[Dataset excerpts]
:::

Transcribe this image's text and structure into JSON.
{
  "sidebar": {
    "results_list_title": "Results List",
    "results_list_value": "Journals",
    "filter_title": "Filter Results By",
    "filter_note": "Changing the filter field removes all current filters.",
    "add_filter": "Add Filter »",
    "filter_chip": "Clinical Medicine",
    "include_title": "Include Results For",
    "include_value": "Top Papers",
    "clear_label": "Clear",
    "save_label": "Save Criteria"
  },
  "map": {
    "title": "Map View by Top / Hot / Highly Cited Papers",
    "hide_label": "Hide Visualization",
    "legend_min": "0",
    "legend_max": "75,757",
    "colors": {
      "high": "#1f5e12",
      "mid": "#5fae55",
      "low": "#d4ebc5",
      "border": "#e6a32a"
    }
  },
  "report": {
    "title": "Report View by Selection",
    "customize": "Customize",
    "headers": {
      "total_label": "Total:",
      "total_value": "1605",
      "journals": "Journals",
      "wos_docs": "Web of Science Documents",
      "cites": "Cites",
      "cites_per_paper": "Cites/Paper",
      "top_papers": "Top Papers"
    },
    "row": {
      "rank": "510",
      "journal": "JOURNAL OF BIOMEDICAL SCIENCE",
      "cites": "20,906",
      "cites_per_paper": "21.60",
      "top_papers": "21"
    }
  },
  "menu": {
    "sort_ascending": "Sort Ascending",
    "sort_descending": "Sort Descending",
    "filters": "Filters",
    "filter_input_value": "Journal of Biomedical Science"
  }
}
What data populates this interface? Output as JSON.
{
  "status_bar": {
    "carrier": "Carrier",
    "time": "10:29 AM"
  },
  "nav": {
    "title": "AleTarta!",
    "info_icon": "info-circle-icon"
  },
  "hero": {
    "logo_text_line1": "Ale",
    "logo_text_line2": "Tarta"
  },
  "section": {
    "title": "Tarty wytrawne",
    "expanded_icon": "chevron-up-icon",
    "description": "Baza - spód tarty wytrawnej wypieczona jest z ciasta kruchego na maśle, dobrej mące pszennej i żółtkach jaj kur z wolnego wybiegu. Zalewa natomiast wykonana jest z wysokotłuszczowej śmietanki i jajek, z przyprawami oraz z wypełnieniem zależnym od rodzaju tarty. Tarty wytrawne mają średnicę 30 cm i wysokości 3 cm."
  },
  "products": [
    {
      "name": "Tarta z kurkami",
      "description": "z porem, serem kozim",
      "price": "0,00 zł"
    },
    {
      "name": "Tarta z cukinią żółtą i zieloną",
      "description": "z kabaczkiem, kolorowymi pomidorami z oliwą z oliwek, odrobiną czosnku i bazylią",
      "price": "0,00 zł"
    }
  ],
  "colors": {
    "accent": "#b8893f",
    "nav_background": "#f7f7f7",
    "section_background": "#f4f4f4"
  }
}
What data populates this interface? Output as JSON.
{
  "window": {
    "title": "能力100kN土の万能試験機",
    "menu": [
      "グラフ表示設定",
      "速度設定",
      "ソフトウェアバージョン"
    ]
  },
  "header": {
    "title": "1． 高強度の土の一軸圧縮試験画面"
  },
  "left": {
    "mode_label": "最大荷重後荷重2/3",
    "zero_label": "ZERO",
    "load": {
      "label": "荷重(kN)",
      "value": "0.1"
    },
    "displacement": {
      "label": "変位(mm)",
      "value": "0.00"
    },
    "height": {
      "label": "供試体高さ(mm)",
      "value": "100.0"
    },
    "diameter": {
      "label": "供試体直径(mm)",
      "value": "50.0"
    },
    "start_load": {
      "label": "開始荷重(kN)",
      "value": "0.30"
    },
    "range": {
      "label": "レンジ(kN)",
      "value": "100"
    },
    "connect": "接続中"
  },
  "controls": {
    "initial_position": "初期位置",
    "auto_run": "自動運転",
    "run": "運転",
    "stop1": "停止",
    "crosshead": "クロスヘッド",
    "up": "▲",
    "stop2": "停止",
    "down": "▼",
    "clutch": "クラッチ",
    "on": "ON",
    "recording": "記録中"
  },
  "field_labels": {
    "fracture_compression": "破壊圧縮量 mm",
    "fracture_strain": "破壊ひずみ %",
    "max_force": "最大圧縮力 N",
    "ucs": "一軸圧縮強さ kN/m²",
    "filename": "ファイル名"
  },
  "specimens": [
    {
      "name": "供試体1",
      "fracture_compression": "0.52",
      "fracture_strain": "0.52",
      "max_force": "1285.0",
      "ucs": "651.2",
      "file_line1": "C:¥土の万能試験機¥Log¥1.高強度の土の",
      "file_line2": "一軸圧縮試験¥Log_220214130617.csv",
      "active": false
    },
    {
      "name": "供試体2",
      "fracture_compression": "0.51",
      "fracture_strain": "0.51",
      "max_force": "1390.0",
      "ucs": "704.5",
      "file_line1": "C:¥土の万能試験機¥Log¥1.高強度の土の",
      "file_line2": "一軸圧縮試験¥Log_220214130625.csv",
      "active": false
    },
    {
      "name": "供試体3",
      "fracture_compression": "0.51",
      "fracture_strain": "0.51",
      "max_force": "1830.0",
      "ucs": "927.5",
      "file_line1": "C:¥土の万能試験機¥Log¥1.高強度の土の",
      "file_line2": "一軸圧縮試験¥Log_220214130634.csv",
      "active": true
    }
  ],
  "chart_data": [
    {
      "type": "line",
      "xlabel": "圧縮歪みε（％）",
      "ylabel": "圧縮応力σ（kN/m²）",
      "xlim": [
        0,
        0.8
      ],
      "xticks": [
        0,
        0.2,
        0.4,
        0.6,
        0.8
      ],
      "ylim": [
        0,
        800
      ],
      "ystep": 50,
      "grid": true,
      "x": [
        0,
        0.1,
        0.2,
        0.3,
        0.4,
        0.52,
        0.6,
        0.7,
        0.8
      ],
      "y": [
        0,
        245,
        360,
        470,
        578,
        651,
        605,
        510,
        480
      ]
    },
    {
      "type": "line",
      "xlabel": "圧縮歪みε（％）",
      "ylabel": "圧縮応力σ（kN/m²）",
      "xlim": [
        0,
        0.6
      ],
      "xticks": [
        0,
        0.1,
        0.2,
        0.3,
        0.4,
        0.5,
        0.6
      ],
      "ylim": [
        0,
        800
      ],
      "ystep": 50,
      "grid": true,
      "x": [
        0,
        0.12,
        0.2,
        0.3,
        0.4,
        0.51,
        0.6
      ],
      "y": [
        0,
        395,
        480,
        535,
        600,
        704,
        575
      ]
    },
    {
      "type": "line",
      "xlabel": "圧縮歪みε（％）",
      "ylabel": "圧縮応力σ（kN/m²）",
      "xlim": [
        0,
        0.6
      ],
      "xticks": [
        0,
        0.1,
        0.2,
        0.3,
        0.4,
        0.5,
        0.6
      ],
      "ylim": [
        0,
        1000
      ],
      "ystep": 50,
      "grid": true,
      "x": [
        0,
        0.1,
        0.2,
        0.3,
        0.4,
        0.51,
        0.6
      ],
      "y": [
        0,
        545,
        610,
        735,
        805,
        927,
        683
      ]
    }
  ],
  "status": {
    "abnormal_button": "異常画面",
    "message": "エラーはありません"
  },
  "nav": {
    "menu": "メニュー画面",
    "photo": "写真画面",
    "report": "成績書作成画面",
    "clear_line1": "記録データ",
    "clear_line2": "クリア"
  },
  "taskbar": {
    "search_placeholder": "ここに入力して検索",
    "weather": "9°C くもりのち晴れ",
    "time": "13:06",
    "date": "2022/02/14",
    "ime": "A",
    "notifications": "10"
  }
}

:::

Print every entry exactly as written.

● Answer section
Transcribe this image's text and structure into JSON.
{
  "sidebar": {
    "results_list_title": "Results List",
    "results_list_value": "Journals",
    "filter_title": "Filter Results By",
    "filter_note": "Changing the filter field removes all current filters.",
    "add_filter": "Add Filter »",
    "filter_chip": "Clinical Medicine",
    "include_title": "Include Results For",
    "include_value": "Top Papers",
    "clear_label": "Clear",
    "save_label": "Save Criteria"
  },
  "map": {
    "title": "Map View by Top / Hot / Highly Cited Papers",
    "hide_label": "Hide Visualization",
    "legend_min": "0",
    "legend_max": "75,757",
    "colors": {
      "high": "#1f5e12",
      "mid": "#5fae55",
      "low": "#d4ebc5",
      "border": "#e6a32a"
    }
  },
  "report": {
    "title": "Report View by Selection",
    "customize": "Customize",
    "headers": {
      "total_label": "Total:",
      "total_value": "1605",
      "journals": "Journals",
      "wos_docs": "Web of Science Documents",
      "cites": "Cites",
      "cites_per_paper": "Cites/Paper",
      "top_papers": "Top Papers"
    },
    "row": {
      "rank": "510",
      "journal": "JOURNAL OF BIOMEDICAL SCIENCE",
      "cites": "20,906",
      "cites_per_paper": "21.60",
      "top_papers": "21"
    }
  },
  "menu": {
    "sort_ascending": "Sort Ascending",
    "sort_descending": "Sort Descending",
    "filters": "Filters",
    "filter_input_value": "Journal of Biomedical Science"
  }
}
What data populates this interface? Output as JSON.
{
  "status_bar": {
    "carrier": "Carrier",
    "time": "10:29 AM"
  },
  "nav": {
    "title": "AleTarta!",
    "info_icon": "info-circle-icon"
  },
  "hero": {
    "logo_text_line1": "Ale",
    "logo_text_line2": "Tarta"
  },
  "section": {
    "title": "Tarty wytrawne",
    "expanded_icon": "chevron-up-icon",
    "description": "Baza - spód tarty wytrawnej wypieczona jest z ciasta kruchego na maśle, dobrej mące pszennej i żółtkach jaj kur z wolnego wybiegu. Zalewa natomiast wykonana jest z wysokotłuszczowej śmietanki i jajek, z przyprawami oraz z wypełnieniem zależnym od rodzaju tarty. Tarty wytrawne mają średnicę 30 cm i wysokości 3 cm."
  },
  "products": [
    {
      "name": "Tarta z kurkami",
      "description": "z porem, serem kozim",
      "price": "0,00 zł"
    },
    {
      "name": "Tarta z cukinią żółtą i zieloną",
      "description": "z kabaczkiem, kolorowymi pomidorami z oliwą z oliwek, odrobiną czosnku i bazylią",
      "price": "0,00 zł"
    }
  ],
  "colors": {
    "accent": "#b8893f",
    "nav_background": "#f7f7f7",
    "section_background": "#f4f4f4"
  }
}
What data populates this interface? Output as JSON.
{
  "window": {
    "title": "能力100kN土の万能試験機",
    "menu": [
      "グラフ表示設定",
      "速度設定",
      "ソフトウェアバージョン"
    ]
  },
  "header": {
    "title": "1． 高強度の土の一軸圧縮試験画面"
  },
  "left": {
    "mode_label": "最大荷重後荷重2/3",
    "zero_label": "ZERO",
    "load": {
      "label": "荷重(kN)",
      "value": "0.1"
    },
    "displacement": {
      "label": "変位(mm)",
      "value": "0.00"
    },
    "height": {
      "label": "供試体高さ(mm)",
      "value": "100.0"
    },
    "diameter": {
      "label": "供試体直径(mm)",
      "value": "50.0"
    },
    "start_load": {
      "label": "開始荷重(kN)",
      "value": "0.30"
    },
    "range": {
      "label": "レンジ(kN)",
      "value": "100"
    },
    "connect": "接続中"
  },
  "controls": {
    "initial_position": "初期位置",
    "auto_run": "自動運転",
    "run": "運転",
    "stop1": "停止",
    "crosshead": "クロスヘッド",
    "up": "▲",
    "stop2": "停止",
    "down": "▼",
    "clutch": "クラッチ",
    "on": "ON",
    "recording": "記録中"
  },
  "field_labels": {
    "fracture_compression": "破壊圧縮量 mm",
    "fracture_strain": "破壊ひずみ %",
    "max_force": "最大圧縮力 N",
    "ucs": "一軸圧縮強さ kN/m²",
    "filename": "ファイル名"
  },
  "specimens": [
    {
      "name": "供試体1",
      "fracture_compression": "0.52",
      "fracture_strain": "0.52",
      "max_force": "1285.0",
      "ucs": "651.2",
      "file_line1": "C:¥土の万能試験機¥Log¥1.高強度の土の",
      "file_line2": "一軸圧縮試験¥Log_220214130617.csv",
      "active": false
    },
    {
      "name": "供試体2",
      "fracture_compression": "0.51",
      "fracture_strain": "0.51",
      "max_force": "1390.0",
      "ucs": "704.5",
      "file_line1": "C:¥土の万能試験機¥Log¥1.高強度の土の",
      "file_line2": "一軸圧縮試験¥Log_220214130625.csv",
      "active": false
    },
    {
      "name": "供試体3",
      "fracture_compression": "0.51",
      "fracture_strain": "0.51",
      "max_force": "1830.0",
      "ucs": "927.5",
      "file_line1": "C:¥土の万能試験機¥Log¥1.高強度の土の",
      "file_line2": "一軸圧縮試験¥Log_220214130634.csv",
      "active": true
    }
  ],
  "chart_data": [
    {
      "type": "line",
      "xlabel": "圧縮歪みε（％）",
      "ylabel": "圧縮応力σ（kN/m²）",
      "xlim": [
        0,
        0.8
      ],
      "xticks": [
        0,
        0.2,
        0.4,
        0.6,
        0.8
      ],
      "ylim": [
        0,
        800
      ],
      "ystep": 50,
      "grid": true,
      "x": [
        0,
        0.1,
        0.2,
        0.3,
        0.4,
        0.52,
        0.6,
        0.7,
        0.8
      ],
      "y": [
        0,
        245,
        360,
        470,
        578,
        651,
        605,
        510,
        480
      ]
    },
    {
      "type": "line",
      "xlabel": "圧縮歪みε（％）",
      "ylabel": "圧縮応力σ（kN/m²）",
      "xlim": [
        0,
        0.6
      ],
      "xticks": [
        0,
        0.1,
        0.2,
        0.3,
        0.4,
        0.5,
        0.6
      ],
      "ylim": [
        0,
        800
      ],
      "ystep": 50,
      "grid": true,
      "x": [
        0,
        0.12,
        0.2,
        0.3,
        0.4,
        0.51,
        0.6
      ],
      "y": [
        0,
        395,
        480,
        535,
        600,
        704,
        575
      ]
    },
    {
      "type": "line",
      "xlabel": "圧縮歪みε（％）",
      "ylabel": "圧縮応力σ（kN/m²）",
      "xlim": [
        0,
        0.6
      ],
      "xticks": [
        0,
        0.1,
        0.2,
        0.3,
        0.4,
        0.5,
        0.6
      ],
      "ylim": [
        0,
        1000
      ],
      "ystep": 50,
      "grid": true,
      "x": [
        0,
        0.1,
        0.2,
        0.3,
        0.4,
        0.51,
        0.6
      ],
      "y": [
        0,
        545,
        610,
        735,
        805,
        927,
        683
      ]
    }
  ],
  "status": {
    "abnormal_button": "異常画面",
    "message": "エラーはありません"
  },
  "nav": {
    "menu": "メニュー画面",
    "photo": "写真画面",
    "report": "成績書作成画面",
    "clear_line1": "記録データ",
    "clear_line2": "クリア"
  },
  "taskbar": {
    "search_placeholder": "ここに入力して検索",
    "weather": "9°C くもりのち晴れ",
    "time": "13:06",
    "date": "2022/02/14",
    "ime": "A",
    "notifications": "10"
  }
}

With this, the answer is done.